Impact on economic research, teaching, and institutions
Prof. Marimon considers this year’s Nobel Prize “an award for the scientific method” that recognizes the work of two social scientists who developed new econometric methods for the analysis of dynamic models with expectations. These methods are now part of the toolbox of empirical macroeconomists in academia and central banks.
“Both Prof. Sargent and Prof. Sims have had an enormous impact in graduate teaching, through their methods, such as the vector autoregression or VAR models advocated by Prof. Sims, which are now taught in all applied macroeconomics courses, as well as through their textbooks–Sargent and Ljunqvist’s Recursive Macroeconomics is the standard graduate textbook in dynamic macroeconomics,” Prof. Marimon said.
Prof. Marimon also remarked on the strong commitment to research and institution-building in Economics that both Prof. Sargent and Prof. Sims have demonstrated over the years. “Their membership on the Barcelona GSE Scientific Council is proof of this commitment and, at the same time, of the international endorsement of Barcelona GSE,” Prof. Marimon said.
Membership on the GSE’s Scientific Council since the School’s consolidation five years ago is only the most recent link between the Barcelona GSE and the 2011 Economics Nobel winners. Both have connections with the School community that go back many years: Prof. Sargent gave the inaugural lecture of the Department of Economics and Business at Universitat Pompeu Fabra (UPF) in 1991, the second year of its existence; Prof. Sims gave the same lecture in 1996. The department is one of the four academic bodies that comprise the Barcelona GSE Economics community.
Nobel Prize laureates on the Barcelona GSE Scientific Council:
A twelfth Nobel laureate on the GSE Scientific Council, Paul A. Samuelson (Massachusetts Institute of Technology), passed away in 2009.
Recipients of the Nobel Prize in Economics are chosen by the Royal Swedish Academy of Sciences.

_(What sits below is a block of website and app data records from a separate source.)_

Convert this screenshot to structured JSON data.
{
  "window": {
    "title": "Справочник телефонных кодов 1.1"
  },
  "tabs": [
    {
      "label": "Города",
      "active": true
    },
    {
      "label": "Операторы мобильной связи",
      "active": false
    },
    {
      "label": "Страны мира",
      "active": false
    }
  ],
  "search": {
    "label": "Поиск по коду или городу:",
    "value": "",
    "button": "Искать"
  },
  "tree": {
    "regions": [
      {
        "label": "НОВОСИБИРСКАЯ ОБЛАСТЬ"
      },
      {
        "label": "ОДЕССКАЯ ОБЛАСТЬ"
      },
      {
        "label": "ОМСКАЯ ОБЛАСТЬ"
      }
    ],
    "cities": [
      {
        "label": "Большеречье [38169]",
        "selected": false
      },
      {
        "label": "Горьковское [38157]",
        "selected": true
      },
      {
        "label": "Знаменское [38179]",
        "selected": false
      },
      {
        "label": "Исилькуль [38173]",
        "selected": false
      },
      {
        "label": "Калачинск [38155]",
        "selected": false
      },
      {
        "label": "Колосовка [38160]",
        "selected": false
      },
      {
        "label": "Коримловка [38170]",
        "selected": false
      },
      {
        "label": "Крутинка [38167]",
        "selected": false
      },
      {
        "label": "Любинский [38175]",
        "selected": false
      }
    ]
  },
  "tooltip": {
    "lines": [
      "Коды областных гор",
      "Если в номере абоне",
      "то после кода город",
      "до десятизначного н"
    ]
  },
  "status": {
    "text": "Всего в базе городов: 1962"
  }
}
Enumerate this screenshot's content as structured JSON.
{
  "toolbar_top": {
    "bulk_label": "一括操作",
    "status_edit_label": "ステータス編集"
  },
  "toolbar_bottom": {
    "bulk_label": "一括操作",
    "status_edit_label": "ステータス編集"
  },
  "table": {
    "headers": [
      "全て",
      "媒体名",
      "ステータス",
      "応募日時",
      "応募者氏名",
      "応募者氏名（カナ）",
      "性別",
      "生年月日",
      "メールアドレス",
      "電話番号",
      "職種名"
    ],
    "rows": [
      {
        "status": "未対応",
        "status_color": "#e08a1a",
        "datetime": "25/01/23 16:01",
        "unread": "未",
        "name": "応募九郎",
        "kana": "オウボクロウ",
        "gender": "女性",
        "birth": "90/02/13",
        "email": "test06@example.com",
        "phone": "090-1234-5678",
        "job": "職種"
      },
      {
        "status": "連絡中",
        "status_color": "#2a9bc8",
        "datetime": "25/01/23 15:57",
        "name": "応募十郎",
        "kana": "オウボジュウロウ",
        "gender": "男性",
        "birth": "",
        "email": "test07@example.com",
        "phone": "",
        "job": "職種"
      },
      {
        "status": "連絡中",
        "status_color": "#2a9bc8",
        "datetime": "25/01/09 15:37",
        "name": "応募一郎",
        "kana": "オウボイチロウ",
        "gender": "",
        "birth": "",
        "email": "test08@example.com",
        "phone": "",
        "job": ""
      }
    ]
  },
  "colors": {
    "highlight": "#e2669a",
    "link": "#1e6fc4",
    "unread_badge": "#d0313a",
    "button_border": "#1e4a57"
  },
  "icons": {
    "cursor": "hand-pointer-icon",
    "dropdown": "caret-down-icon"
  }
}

The award was created in 1968, and its official name is the Sveriges Riksbank Prize in Economic Sciences in Memory of Alfred Nobel.